### DATASET RECORDS
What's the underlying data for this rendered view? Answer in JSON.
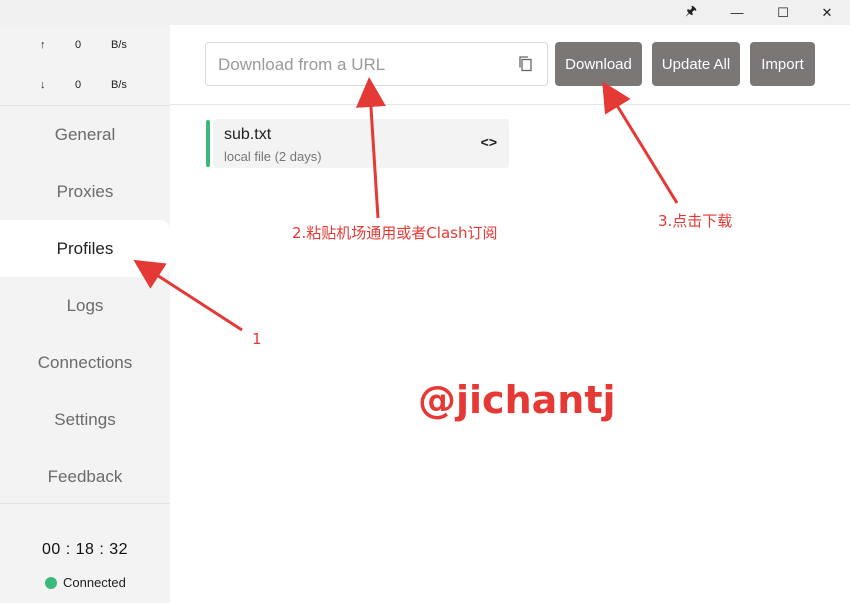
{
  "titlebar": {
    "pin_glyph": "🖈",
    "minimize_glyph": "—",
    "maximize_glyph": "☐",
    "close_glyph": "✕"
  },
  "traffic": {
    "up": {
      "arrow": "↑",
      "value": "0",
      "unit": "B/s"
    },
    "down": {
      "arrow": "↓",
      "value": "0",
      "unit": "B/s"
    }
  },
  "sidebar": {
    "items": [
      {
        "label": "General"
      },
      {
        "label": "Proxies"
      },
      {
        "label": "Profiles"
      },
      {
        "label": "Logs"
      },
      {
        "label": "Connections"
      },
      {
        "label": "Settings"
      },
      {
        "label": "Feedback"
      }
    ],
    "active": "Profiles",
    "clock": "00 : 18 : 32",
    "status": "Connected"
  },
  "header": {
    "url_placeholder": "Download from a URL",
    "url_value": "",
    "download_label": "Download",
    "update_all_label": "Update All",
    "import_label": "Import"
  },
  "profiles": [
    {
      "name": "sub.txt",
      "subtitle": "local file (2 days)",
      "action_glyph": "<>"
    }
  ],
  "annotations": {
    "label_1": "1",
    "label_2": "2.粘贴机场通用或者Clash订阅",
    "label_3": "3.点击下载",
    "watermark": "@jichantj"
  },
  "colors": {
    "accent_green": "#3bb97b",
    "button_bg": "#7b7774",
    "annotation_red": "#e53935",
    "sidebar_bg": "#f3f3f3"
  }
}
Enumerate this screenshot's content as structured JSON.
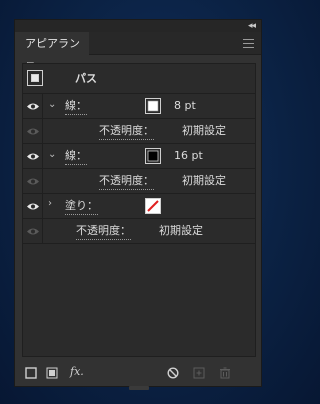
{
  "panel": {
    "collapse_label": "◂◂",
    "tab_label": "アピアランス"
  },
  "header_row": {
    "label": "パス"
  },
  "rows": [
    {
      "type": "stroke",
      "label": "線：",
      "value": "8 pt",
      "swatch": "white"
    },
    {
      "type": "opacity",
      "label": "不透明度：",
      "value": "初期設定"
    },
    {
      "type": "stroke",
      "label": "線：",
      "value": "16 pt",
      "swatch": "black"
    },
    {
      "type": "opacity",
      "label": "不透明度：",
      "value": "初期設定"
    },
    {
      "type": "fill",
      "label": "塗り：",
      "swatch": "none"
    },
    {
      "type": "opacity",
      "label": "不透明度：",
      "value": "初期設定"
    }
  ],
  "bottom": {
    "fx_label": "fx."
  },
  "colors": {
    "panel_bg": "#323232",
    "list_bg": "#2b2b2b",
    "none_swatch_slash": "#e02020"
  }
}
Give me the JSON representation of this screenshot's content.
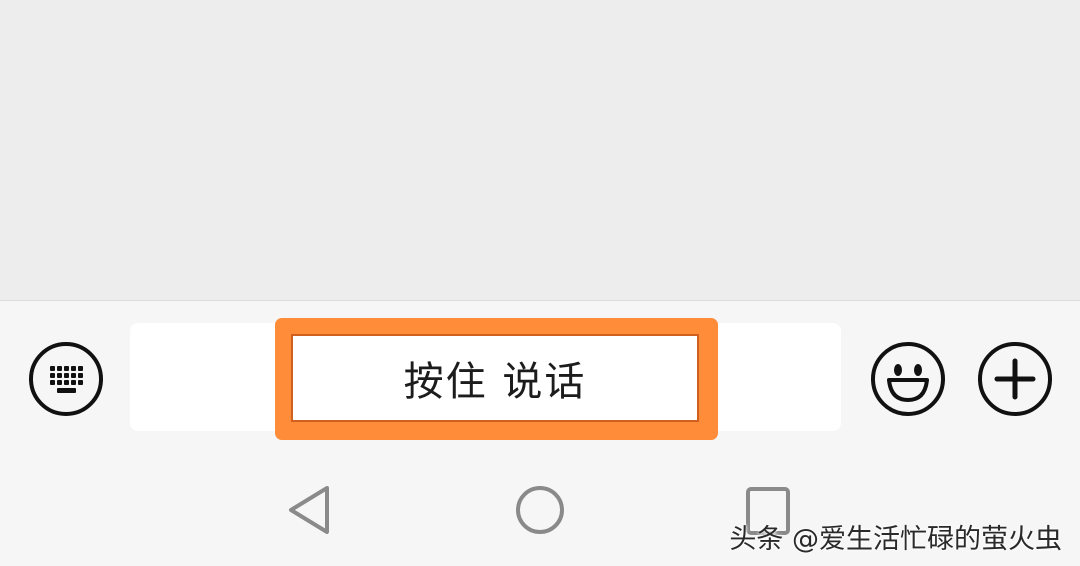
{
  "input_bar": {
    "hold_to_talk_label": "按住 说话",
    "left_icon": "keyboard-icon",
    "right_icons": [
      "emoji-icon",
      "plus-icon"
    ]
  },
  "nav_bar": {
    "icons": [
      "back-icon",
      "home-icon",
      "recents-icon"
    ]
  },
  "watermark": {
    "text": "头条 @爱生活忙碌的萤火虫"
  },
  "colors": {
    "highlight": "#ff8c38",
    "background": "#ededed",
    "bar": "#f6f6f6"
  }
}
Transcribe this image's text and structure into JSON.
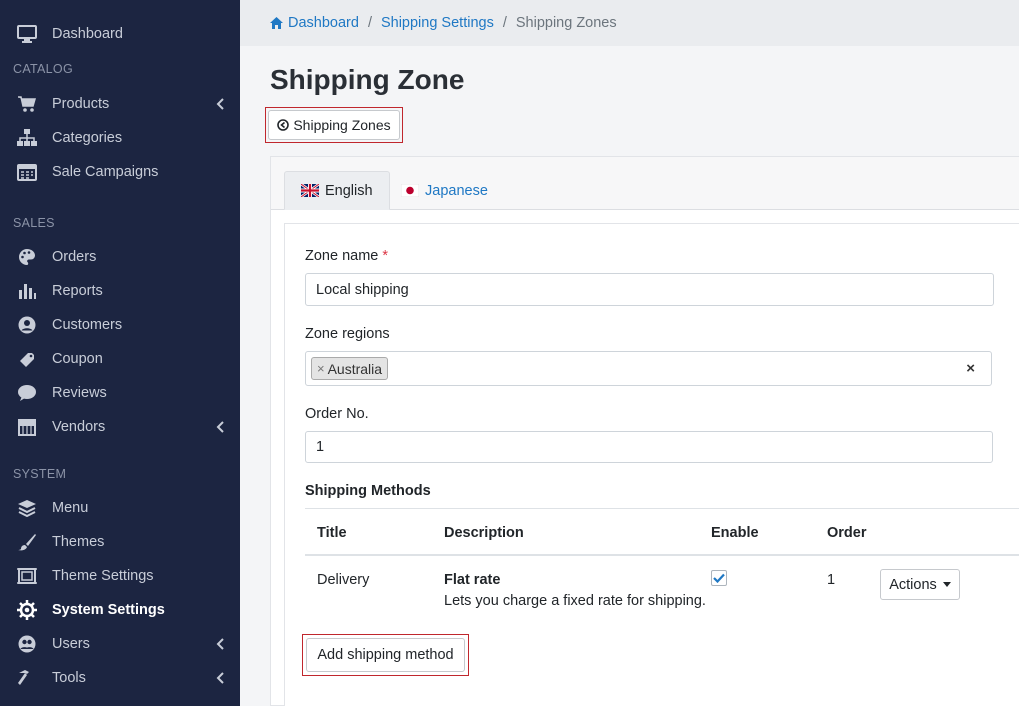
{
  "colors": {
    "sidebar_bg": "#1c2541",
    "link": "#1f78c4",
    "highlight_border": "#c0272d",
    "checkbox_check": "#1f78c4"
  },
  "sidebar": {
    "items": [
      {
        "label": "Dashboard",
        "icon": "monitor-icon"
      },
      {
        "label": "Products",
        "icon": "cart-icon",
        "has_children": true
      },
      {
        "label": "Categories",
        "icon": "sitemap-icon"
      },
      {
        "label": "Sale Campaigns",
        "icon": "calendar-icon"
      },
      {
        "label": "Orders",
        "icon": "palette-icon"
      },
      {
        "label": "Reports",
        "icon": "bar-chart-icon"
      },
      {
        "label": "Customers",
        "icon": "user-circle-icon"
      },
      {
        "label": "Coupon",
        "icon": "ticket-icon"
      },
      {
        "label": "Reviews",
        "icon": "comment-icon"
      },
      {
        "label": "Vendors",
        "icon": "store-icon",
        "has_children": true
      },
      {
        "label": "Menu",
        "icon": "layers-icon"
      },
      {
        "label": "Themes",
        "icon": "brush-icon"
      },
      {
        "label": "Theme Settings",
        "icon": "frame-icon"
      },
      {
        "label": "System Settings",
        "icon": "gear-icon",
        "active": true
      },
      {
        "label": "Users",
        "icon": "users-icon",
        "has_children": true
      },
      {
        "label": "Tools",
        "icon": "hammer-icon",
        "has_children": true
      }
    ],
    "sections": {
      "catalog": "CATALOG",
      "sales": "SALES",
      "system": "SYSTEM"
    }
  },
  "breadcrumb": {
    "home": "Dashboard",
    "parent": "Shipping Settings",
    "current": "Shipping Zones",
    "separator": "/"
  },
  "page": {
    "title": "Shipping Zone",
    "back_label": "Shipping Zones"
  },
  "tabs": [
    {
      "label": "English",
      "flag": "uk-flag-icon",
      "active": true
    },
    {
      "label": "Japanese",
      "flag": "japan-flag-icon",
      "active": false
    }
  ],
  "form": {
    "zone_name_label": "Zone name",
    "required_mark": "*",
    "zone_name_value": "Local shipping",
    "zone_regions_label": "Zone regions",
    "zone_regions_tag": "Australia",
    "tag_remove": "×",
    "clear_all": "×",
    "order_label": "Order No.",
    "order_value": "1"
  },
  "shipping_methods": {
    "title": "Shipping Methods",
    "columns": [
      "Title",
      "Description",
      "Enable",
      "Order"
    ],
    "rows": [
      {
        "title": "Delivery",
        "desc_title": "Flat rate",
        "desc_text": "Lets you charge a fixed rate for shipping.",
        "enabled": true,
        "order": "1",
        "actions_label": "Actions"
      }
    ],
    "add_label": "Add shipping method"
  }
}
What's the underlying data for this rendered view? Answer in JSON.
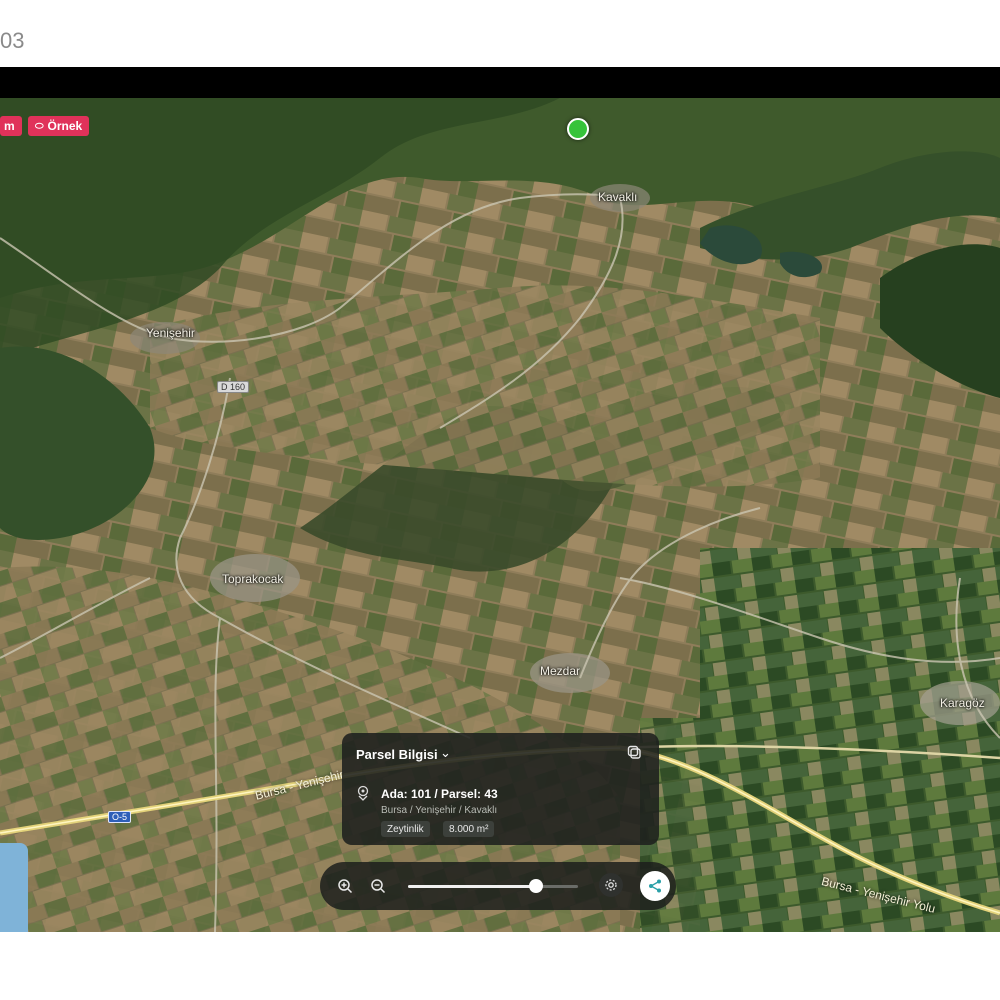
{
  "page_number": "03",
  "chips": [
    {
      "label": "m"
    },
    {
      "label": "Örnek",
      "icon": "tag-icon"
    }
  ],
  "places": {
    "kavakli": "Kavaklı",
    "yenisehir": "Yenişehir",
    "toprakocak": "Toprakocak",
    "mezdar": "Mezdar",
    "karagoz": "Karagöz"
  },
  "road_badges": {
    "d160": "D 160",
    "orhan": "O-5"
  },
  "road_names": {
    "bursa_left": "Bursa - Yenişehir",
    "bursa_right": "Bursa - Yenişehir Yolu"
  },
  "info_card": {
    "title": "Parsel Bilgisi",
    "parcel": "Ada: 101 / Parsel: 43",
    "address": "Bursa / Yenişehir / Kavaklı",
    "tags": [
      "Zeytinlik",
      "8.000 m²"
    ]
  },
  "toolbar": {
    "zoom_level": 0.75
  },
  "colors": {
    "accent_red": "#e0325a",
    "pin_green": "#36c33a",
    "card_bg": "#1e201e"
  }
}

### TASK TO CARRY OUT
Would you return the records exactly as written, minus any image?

### THE ANSWER
What's the underlying data for this rendered view? Answer in JSON.
{
  "titlebar": {
    "pin_glyph": "🖈",
    "minimize_glyph": "—",
    "maximize_glyph": "☐",
    "close_glyph": "✕"
  },
  "traffic": {
    "up": {
      "arrow": "↑",
      "value": "0",
      "unit": "B/s"
    },
    "down": {
      "arrow": "↓",
      "value": "0",
      "unit": "B/s"
    }
  },
  "sidebar": {
    "items": [
      {
        "label": "General"
      },
      {
        "label": "Proxies"
      },
      {
        "label": "Profiles"
      },
      {
        "label": "Logs"
      },
      {
        "label": "Connections"
      },
      {
        "label": "Settings"
      },
      {
        "label": "Feedback"
      }
    ],
    "active": "Profiles",
    "clock": "00 : 18 : 32",
    "status": "Connected"
  },
  "header": {
    "url_placeholder": "Download from a URL",
    "url_value": "",
    "download_label": "Download",
    "update_all_label": "Update All",
    "import_label": "Import"
  },
  "profiles": [
    {
      "name": "sub.txt",
      "subtitle": "local file (2 days)",
      "action_glyph": "<>"
    }
  ],
  "annotations": {
    "label_1": "1",
    "label_2": "2.粘贴机场通用或者Clash订阅",
    "label_3": "3.点击下载",
    "watermark": "@jichantj"
  },
  "colors": {
    "accent_green": "#3bb97b",
    "button_bg": "#7b7774",
    "annotation_red": "#e53935",
    "sidebar_bg": "#f3f3f3"
  }
}
Enumerate this screenshot's content as structured JSON.
{
  "panel": {
    "collapse_label": "◂◂",
    "tab_label": "アピアランス"
  },
  "header_row": {
    "label": "パス"
  },
  "rows": [
    {
      "type": "stroke",
      "label": "線：",
      "value": "8 pt",
      "swatch": "white"
    },
    {
      "type": "opacity",
      "label": "不透明度：",
      "value": "初期設定"
    },
    {
      "type": "stroke",
      "label": "線：",
      "value": "16 pt",
      "swatch": "black"
    },
    {
      "type": "opacity",
      "label": "不透明度：",
      "value": "初期設定"
    },
    {
      "type": "fill",
      "label": "塗り：",
      "swatch": "none"
    },
    {
      "type": "opacity",
      "label": "不透明度：",
      "value": "初期設定"
    }
  ],
  "bottom": {
    "fx_label": "fx."
  },
  "colors": {
    "panel_bg": "#323232",
    "list_bg": "#2b2b2b",
    "none_swatch_slash": "#e02020"
  }
}
Give me the JSON representation of this screenshot's content.
{
  "input_bar": {
    "hold_to_talk_label": "按住 说话",
    "left_icon": "keyboard-icon",
    "right_icons": [
      "emoji-icon",
      "plus-icon"
    ]
  },
  "nav_bar": {
    "icons": [
      "back-icon",
      "home-icon",
      "recents-icon"
    ]
  },
  "watermark": {
    "text": "头条 @爱生活忙碌的萤火虫"
  },
  "colors": {
    "highlight": "#ff8c38",
    "background": "#ededed",
    "bar": "#f6f6f6"
  }
}
Transcribe this image's text and structure into JSON.
{
  "colors": {
    "sidebar_bg": "#1c2541",
    "link": "#1f78c4",
    "highlight_border": "#c0272d",
    "checkbox_check": "#1f78c4"
  },
  "sidebar": {
    "items": [
      {
        "label": "Dashboard",
        "icon": "monitor-icon"
      },
      {
        "label": "Products",
        "icon": "cart-icon",
        "has_children": true
      },
      {
        "label": "Categories",
        "icon": "sitemap-icon"
      },
      {
        "label": "Sale Campaigns",
        "icon": "calendar-icon"
      },
      {
        "label": "Orders",
        "icon": "palette-icon"
      },
      {
        "label": "Reports",
        "icon": "bar-chart-icon"
      },
      {
        "label": "Customers",
        "icon": "user-circle-icon"
      },
      {
        "label": "Coupon",
        "icon": "ticket-icon"
      },
      {
        "label": "Reviews",
        "icon": "comment-icon"
      },
      {
        "label": "Vendors",
        "icon": "store-icon",
        "has_children": true
      },
      {
        "label": "Menu",
        "icon": "layers-icon"
      },
      {
        "label": "Themes",
        "icon": "brush-icon"
      },
      {
        "label": "Theme Settings",
        "icon": "frame-icon"
      },
      {
        "label": "System Settings",
        "icon": "gear-icon",
        "active": true
      },
      {
        "label": "Users",
        "icon": "users-icon",
        "has_children": true
      },
      {
        "label": "Tools",
        "icon": "hammer-icon",
        "has_children": true
      }
    ],
    "sections": {
      "catalog": "CATALOG",
      "sales": "SALES",
      "system": "SYSTEM"
    }
  },
  "breadcrumb": {
    "home": "Dashboard",
    "parent": "Shipping Settings",
    "current": "Shipping Zones",
    "separator": "/"
  },
  "page": {
    "title": "Shipping Zone",
    "back_label": "Shipping Zones"
  },
  "tabs": [
    {
      "label": "English",
      "flag": "uk-flag-icon",
      "active": true
    },
    {
      "label": "Japanese",
      "flag": "japan-flag-icon",
      "active": false
    }
  ],
  "form": {
    "zone_name_label": "Zone name",
    "required_mark": "*",
    "zone_name_value": "Local shipping",
    "zone_regions_label": "Zone regions",
    "zone_regions_tag": "Australia",
    "tag_remove": "×",
    "clear_all": "×",
    "order_label": "Order No.",
    "order_value": "1"
  },
  "shipping_methods": {
    "title": "Shipping Methods",
    "columns": [
      "Title",
      "Description",
      "Enable",
      "Order"
    ],
    "rows": [
      {
        "title": "Delivery",
        "desc_title": "Flat rate",
        "desc_text": "Lets you charge a fixed rate for shipping.",
        "enabled": true,
        "order": "1",
        "actions_label": "Actions"
      }
    ],
    "add_label": "Add shipping method"
  }
}
What's the underlying data for this rendered view? Answer in JSON.
{
  "page_number": "03",
  "chips": [
    {
      "label": "m"
    },
    {
      "label": "Örnek",
      "icon": "tag-icon"
    }
  ],
  "places": {
    "kavakli": "Kavaklı",
    "yenisehir": "Yenişehir",
    "toprakocak": "Toprakocak",
    "mezdar": "Mezdar",
    "karagoz": "Karagöz"
  },
  "road_badges": {
    "d160": "D 160",
    "orhan": "O-5"
  },
  "road_names": {
    "bursa_left": "Bursa - Yenişehir",
    "bursa_right": "Bursa - Yenişehir Yolu"
  },
  "info_card": {
    "title": "Parsel Bilgisi",
    "parcel": "Ada: 101 / Parsel: 43",
    "address": "Bursa / Yenişehir / Kavaklı",
    "tags": [
      "Zeytinlik",
      "8.000 m²"
    ]
  },
  "toolbar": {
    "zoom_level": 0.75
  },
  "colors": {
    "accent_red": "#e0325a",
    "pin_green": "#36c33a",
    "card_bg": "#1e201e"
  }
}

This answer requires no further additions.